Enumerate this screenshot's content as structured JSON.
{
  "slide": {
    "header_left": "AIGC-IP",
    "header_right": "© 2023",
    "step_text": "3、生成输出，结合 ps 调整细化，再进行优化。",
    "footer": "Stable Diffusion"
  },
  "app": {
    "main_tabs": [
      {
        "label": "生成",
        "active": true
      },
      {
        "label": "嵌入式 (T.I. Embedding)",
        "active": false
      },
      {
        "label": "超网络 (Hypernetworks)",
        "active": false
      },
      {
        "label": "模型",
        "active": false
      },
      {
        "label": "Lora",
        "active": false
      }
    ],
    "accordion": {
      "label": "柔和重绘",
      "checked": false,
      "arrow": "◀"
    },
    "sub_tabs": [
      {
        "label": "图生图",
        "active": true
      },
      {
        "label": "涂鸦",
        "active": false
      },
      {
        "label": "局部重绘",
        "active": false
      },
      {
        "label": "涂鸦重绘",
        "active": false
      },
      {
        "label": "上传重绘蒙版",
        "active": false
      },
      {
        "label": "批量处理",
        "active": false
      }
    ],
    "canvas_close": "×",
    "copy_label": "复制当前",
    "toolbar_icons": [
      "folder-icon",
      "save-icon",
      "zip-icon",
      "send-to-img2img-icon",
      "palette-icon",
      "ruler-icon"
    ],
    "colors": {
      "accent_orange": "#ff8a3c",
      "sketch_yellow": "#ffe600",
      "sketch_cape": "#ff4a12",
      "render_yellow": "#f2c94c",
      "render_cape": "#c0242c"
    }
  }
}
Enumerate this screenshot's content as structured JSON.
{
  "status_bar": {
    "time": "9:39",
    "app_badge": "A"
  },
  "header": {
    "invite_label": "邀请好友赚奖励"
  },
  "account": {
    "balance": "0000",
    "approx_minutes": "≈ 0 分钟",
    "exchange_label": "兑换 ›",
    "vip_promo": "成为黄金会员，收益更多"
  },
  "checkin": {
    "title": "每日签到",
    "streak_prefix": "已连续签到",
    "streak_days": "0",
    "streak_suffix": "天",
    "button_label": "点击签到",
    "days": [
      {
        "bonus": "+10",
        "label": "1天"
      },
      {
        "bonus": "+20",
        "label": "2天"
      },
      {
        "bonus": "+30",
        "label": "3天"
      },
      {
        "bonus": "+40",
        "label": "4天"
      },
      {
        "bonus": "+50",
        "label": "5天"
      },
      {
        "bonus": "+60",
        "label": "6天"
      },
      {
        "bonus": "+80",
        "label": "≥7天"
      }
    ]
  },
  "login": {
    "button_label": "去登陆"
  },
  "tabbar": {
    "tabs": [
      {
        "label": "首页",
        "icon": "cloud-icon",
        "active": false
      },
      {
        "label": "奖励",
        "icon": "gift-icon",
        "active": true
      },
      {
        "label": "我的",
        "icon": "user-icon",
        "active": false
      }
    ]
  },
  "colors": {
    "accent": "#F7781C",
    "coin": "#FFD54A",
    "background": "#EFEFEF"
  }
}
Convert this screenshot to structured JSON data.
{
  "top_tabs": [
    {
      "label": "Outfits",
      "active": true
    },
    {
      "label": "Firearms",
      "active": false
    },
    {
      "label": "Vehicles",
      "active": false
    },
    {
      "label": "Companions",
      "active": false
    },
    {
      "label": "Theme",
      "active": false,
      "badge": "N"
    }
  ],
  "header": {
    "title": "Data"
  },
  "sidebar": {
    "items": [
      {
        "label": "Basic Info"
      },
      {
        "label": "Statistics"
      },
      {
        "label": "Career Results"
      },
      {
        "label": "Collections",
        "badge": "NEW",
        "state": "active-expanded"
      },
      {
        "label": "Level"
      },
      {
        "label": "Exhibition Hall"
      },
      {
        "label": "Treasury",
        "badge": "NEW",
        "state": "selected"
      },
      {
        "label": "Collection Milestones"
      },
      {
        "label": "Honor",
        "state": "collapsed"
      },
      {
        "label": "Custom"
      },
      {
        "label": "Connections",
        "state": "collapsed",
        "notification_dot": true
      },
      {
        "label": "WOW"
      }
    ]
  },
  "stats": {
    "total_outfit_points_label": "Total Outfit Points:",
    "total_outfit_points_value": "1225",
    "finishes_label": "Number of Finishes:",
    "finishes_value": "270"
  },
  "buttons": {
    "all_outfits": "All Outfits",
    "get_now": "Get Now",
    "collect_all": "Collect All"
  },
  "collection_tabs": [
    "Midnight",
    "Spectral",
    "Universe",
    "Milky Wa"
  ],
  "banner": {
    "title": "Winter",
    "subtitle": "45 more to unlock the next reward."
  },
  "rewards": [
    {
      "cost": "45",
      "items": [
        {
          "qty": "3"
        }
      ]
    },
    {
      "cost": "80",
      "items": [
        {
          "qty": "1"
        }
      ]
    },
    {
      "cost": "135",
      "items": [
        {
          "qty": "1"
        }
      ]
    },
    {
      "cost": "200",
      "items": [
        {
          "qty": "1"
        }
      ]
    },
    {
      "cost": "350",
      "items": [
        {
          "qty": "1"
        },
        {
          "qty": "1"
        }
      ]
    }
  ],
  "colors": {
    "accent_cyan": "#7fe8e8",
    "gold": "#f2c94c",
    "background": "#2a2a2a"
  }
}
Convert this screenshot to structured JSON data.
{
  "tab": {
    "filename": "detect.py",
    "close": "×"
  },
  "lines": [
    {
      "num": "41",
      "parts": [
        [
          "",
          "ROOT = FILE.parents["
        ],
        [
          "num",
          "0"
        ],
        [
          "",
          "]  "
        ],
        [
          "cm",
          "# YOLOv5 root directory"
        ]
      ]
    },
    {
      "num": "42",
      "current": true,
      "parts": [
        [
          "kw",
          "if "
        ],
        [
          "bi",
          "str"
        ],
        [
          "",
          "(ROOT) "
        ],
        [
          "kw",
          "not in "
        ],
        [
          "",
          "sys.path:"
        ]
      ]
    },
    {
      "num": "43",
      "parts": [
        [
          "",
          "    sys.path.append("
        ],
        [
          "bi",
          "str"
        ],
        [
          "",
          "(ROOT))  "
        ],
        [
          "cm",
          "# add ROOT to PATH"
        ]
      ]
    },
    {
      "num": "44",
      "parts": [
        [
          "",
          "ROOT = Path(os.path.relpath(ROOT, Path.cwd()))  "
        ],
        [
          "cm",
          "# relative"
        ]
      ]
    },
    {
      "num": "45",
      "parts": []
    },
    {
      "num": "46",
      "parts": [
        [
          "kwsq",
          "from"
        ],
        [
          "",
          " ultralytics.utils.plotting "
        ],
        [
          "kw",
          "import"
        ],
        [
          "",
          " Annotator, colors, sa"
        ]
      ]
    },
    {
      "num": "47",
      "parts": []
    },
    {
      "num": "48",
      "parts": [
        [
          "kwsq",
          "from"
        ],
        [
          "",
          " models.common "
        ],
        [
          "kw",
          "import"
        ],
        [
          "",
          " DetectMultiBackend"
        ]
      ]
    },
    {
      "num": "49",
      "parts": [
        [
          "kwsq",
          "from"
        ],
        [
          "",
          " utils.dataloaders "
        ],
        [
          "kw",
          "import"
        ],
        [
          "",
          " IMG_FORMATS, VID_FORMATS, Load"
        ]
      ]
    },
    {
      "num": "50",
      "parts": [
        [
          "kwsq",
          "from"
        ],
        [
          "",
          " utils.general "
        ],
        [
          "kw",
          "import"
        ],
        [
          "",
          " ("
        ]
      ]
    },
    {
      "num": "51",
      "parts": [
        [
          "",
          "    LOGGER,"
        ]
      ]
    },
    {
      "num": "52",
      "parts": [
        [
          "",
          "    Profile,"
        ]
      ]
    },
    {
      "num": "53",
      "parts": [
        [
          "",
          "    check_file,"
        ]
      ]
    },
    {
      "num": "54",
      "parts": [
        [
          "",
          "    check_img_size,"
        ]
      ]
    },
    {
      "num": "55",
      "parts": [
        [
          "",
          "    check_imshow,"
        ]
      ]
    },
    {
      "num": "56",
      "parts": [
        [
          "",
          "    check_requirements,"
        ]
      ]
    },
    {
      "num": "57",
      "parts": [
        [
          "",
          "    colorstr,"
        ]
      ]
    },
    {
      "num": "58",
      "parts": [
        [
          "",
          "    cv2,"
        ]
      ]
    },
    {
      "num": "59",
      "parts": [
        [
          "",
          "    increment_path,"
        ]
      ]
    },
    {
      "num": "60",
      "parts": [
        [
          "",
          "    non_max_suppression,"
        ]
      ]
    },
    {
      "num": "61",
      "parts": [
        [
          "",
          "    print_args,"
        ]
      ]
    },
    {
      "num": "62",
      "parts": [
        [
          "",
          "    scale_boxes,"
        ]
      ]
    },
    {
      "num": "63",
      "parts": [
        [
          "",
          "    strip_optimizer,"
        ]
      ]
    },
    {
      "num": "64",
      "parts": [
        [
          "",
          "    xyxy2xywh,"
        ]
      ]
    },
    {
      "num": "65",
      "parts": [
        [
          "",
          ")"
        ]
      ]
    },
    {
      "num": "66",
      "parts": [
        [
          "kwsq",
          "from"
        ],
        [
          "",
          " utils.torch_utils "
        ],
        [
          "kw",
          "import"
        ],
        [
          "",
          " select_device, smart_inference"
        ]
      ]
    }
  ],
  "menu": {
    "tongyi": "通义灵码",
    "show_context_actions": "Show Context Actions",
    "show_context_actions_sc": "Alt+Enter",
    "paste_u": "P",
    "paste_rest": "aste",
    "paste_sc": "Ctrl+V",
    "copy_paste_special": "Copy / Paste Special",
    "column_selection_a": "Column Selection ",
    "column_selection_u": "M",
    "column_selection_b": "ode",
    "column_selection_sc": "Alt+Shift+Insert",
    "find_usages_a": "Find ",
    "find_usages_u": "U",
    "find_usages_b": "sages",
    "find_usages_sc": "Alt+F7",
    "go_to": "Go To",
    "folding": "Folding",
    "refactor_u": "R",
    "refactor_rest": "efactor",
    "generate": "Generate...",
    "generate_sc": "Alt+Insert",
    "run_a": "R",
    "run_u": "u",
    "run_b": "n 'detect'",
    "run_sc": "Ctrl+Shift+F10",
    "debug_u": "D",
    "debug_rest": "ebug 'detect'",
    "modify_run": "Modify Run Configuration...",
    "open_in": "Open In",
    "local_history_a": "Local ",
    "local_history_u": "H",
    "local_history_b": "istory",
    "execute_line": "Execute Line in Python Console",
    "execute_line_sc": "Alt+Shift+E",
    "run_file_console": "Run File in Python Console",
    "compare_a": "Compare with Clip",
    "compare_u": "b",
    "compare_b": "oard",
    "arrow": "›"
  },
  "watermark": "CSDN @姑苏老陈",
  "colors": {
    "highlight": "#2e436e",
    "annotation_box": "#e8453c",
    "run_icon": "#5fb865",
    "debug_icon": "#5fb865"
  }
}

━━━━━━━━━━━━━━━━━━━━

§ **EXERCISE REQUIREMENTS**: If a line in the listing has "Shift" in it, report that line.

§ **WRITTEN ANSWER**:
    "column_selection_sc": "Alt+Shift+Insert",
    "run_sc": "Ctrl+Shift+F10",
    "execute_line_sc": "Alt+Shift+E",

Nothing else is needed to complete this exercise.